EXERCISE => Using the records below, filter for lines that contain the string "count" and copy them out.

EXTRACTED RECORDS =>
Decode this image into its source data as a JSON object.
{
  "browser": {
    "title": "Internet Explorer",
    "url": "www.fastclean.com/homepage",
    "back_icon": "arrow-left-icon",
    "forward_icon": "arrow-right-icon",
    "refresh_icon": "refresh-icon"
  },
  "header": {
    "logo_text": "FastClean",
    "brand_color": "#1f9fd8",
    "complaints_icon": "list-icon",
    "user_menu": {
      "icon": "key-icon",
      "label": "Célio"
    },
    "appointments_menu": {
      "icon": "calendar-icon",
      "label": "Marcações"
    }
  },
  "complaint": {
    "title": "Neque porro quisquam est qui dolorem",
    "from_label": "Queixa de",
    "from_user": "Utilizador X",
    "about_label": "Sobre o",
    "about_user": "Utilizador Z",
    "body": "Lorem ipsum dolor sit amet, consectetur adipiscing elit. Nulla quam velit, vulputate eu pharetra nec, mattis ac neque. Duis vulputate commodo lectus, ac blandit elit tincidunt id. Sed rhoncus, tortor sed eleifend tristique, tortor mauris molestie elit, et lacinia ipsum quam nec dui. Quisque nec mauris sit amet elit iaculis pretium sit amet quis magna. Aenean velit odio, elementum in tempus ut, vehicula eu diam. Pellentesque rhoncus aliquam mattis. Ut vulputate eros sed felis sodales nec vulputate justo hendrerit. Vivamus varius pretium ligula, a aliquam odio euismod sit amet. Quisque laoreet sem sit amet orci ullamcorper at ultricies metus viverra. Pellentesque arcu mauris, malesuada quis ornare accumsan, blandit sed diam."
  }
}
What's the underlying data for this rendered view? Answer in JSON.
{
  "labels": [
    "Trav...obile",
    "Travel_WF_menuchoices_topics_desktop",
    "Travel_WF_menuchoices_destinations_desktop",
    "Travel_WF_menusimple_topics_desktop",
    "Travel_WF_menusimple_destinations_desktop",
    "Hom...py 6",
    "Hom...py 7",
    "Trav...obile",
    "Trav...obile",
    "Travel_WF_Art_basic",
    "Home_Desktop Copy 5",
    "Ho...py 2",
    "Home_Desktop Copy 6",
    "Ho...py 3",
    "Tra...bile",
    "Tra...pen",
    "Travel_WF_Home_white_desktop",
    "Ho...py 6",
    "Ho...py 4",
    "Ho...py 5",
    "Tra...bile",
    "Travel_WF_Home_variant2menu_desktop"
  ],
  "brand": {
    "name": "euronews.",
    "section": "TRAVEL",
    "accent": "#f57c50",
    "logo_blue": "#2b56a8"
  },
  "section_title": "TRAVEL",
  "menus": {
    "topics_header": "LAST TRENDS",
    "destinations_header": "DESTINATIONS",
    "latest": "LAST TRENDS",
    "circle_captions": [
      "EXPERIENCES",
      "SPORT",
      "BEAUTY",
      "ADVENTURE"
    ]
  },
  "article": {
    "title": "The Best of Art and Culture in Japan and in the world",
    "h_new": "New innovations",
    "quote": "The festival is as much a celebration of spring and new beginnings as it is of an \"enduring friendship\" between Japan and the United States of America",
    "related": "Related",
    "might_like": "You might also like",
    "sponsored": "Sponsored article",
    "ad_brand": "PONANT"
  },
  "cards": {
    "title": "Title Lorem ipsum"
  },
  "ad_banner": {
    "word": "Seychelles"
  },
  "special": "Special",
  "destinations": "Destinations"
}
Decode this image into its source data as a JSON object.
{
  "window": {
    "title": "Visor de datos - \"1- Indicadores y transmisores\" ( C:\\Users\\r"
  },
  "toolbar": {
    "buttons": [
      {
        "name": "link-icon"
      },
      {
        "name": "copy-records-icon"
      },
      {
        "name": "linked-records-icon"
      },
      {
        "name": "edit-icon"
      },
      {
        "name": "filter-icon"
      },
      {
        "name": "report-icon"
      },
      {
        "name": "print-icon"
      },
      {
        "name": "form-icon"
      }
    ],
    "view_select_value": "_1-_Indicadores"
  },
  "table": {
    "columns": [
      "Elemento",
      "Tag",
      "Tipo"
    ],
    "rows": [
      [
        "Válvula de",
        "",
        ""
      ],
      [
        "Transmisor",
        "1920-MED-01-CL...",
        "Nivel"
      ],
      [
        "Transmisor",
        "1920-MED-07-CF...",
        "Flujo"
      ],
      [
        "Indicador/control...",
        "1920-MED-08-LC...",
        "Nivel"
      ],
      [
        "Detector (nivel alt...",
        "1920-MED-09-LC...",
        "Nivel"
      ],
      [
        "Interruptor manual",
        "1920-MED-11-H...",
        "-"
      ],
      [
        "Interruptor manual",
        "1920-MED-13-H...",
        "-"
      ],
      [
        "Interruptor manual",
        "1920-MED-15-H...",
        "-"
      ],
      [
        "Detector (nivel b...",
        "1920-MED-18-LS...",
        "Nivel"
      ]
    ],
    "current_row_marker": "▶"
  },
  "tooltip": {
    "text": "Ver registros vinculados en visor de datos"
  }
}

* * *

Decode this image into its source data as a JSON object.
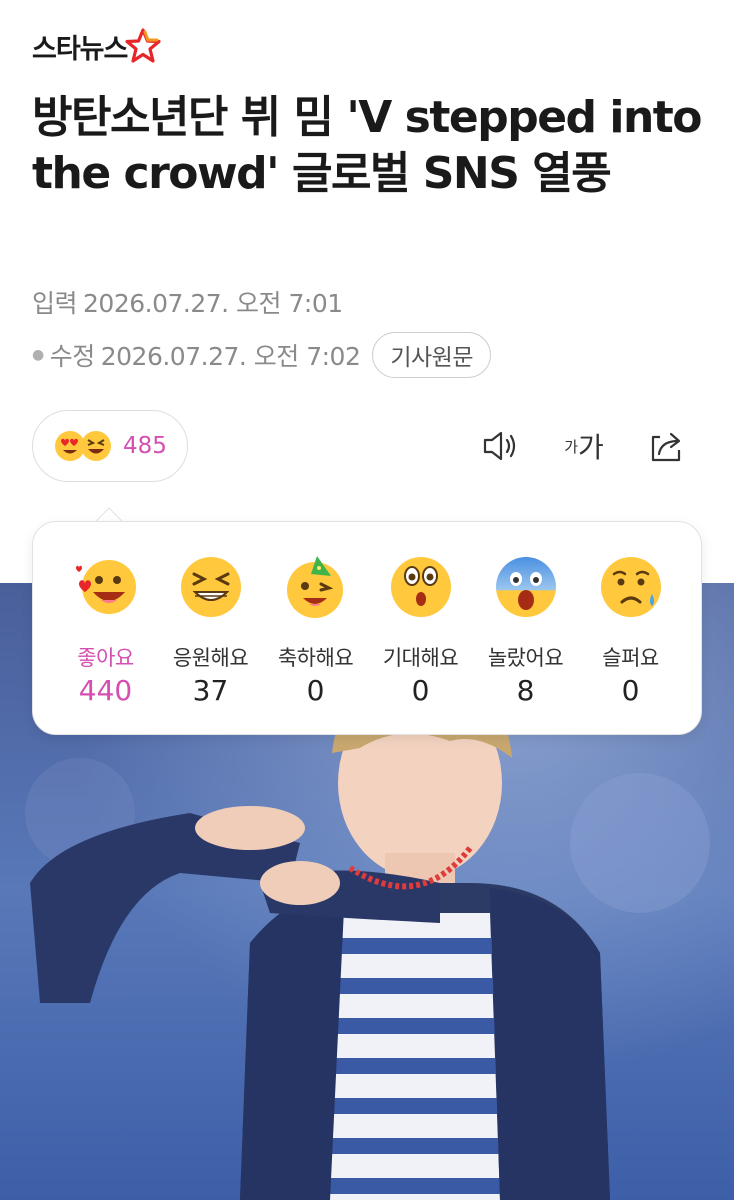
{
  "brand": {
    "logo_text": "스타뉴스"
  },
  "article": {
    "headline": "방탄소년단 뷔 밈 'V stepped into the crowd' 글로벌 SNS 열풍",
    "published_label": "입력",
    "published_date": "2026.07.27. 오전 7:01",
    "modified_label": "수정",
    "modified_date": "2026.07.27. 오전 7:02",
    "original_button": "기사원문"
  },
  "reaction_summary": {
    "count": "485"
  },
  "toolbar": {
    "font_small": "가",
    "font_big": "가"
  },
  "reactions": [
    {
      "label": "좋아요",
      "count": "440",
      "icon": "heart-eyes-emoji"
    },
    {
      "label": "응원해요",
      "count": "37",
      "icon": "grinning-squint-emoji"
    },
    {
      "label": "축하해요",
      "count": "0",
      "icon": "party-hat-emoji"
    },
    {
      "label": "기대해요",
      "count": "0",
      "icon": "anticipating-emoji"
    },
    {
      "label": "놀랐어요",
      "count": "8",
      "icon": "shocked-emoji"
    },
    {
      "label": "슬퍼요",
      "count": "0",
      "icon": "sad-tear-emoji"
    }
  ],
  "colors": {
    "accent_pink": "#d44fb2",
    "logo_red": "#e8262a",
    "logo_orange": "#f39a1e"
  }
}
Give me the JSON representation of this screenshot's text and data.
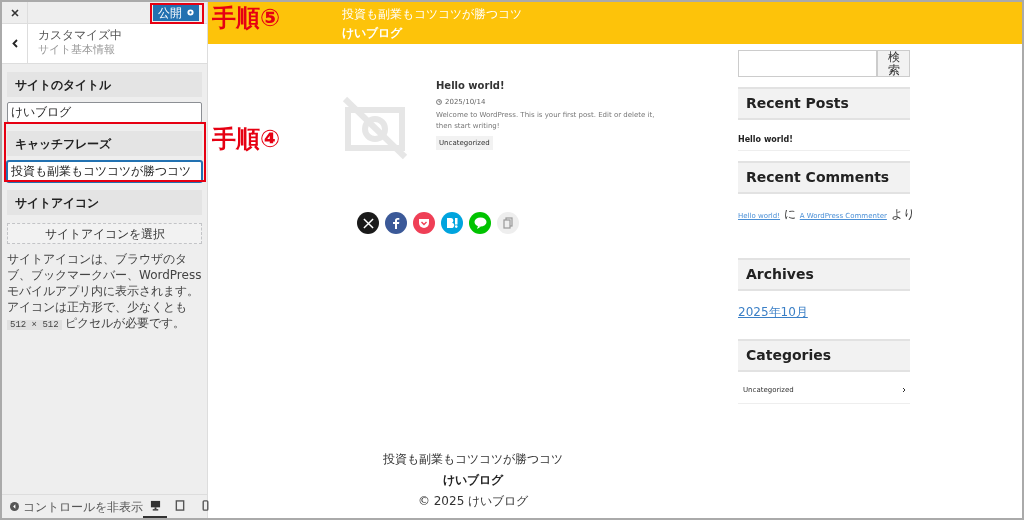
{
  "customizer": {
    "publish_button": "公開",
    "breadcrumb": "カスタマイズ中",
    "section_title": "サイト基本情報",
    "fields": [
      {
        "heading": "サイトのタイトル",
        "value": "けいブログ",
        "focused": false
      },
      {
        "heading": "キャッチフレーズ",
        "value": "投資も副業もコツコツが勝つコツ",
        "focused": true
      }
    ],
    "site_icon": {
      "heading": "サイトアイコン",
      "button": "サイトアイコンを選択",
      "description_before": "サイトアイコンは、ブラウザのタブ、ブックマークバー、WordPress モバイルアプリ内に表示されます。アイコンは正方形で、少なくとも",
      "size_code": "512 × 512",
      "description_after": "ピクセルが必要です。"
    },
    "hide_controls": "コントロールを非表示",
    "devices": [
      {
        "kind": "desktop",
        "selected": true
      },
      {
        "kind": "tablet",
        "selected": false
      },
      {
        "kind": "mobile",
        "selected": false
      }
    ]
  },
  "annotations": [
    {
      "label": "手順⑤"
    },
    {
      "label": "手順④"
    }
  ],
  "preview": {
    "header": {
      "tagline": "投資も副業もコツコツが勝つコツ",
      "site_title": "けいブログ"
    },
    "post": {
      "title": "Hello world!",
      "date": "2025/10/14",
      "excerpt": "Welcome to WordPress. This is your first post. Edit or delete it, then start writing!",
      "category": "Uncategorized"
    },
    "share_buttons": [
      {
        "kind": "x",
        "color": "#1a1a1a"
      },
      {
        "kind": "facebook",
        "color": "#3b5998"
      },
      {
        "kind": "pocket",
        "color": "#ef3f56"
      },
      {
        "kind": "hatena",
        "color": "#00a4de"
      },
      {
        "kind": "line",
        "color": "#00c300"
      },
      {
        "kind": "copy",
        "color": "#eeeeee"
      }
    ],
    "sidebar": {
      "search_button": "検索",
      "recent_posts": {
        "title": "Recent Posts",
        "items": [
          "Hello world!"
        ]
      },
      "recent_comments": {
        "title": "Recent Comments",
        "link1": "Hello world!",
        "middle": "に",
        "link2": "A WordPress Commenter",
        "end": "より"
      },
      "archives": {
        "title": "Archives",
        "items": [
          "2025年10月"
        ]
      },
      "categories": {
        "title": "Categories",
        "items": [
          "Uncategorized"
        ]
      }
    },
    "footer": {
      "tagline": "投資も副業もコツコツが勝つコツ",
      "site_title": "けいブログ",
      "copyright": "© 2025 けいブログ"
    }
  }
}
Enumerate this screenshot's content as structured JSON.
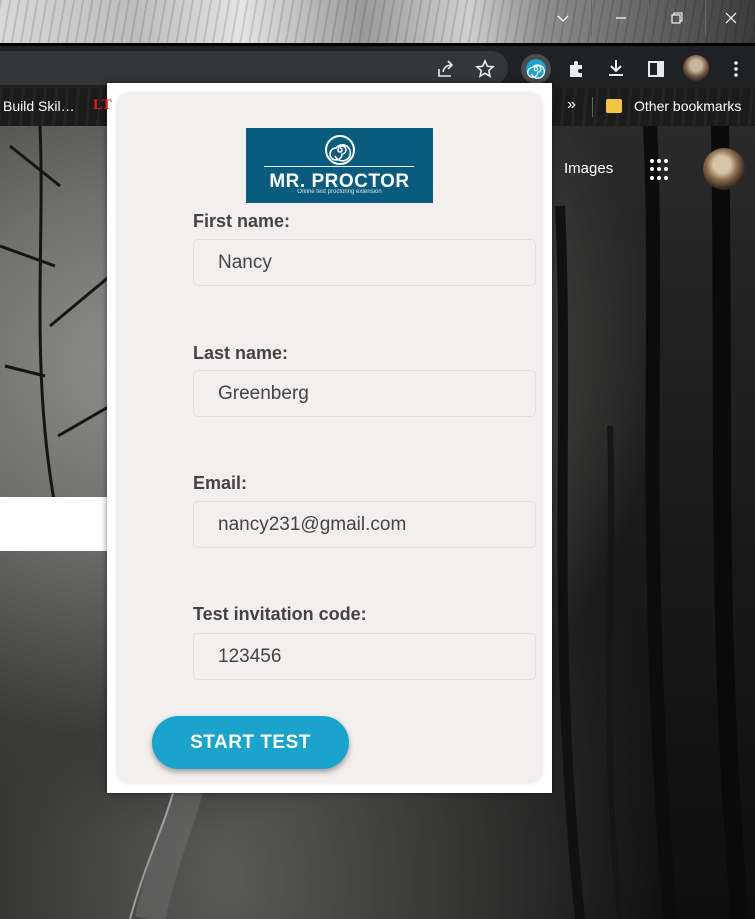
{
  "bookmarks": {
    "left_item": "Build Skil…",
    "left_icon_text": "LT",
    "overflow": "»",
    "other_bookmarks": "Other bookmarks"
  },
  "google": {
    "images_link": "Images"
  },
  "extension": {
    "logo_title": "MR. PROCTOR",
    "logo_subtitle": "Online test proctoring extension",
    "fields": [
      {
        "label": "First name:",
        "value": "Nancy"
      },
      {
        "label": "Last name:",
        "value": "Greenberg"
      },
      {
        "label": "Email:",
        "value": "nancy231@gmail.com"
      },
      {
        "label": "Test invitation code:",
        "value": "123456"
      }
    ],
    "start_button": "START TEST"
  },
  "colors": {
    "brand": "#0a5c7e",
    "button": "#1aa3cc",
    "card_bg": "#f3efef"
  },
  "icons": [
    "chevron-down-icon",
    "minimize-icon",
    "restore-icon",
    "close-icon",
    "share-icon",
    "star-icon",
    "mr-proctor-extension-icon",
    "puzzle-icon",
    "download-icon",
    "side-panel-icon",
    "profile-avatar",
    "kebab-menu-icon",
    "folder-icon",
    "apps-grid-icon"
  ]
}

TASK RESULT =>
    "count": "485"
      "count": "440",
      "count": "37",
      "count": "0",
      "count": "0",
      "count": "8",
      "count": "0",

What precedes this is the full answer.